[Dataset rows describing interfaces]
☆ ☆ ☆
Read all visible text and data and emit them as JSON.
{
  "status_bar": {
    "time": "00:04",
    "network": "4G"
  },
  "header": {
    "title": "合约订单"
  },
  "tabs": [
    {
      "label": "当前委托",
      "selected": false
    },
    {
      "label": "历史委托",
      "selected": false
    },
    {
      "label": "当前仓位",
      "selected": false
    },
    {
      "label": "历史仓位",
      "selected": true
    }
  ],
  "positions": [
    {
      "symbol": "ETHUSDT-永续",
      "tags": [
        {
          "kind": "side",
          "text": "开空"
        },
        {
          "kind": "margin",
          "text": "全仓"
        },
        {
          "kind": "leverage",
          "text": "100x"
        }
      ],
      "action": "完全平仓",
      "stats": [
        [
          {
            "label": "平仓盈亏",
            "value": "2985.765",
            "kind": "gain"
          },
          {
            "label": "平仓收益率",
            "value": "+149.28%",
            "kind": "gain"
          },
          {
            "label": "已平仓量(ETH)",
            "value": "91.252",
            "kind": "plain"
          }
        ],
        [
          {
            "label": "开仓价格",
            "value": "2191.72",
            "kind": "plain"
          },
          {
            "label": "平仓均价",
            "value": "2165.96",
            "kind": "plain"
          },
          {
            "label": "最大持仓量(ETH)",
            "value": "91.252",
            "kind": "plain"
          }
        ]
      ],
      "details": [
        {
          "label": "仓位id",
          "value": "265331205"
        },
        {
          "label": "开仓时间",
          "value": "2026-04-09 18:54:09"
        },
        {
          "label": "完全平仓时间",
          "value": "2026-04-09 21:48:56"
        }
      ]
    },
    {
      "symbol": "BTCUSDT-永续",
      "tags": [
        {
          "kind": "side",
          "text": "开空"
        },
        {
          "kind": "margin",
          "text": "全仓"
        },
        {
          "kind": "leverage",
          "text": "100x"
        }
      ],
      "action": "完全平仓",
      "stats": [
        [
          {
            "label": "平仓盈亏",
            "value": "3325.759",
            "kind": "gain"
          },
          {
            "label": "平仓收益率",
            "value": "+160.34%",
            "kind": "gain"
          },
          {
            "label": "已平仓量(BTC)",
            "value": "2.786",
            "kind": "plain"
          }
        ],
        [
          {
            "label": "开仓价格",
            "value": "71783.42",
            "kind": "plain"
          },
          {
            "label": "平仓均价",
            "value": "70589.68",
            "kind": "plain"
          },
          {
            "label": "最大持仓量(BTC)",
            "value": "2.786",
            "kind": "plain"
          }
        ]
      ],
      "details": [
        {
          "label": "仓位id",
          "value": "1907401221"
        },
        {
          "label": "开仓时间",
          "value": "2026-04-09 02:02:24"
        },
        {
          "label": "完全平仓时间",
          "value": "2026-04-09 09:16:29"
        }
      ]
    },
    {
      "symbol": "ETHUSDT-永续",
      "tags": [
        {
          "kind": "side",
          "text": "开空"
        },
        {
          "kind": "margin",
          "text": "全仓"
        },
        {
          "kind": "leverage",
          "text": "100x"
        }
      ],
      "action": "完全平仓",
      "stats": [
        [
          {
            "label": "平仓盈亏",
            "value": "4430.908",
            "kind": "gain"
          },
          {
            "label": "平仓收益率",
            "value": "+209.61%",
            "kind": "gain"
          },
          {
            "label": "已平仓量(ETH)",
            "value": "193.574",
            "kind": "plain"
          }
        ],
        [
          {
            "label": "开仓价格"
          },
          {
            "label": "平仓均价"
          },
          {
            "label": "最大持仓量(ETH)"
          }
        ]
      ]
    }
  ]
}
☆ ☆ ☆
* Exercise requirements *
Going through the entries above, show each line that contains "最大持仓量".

* Solution to this task *
            "label": "最大持仓量(ETH)",
            "label": "最大持仓量(BTC)",
            "label": "最大持仓量(ETH)"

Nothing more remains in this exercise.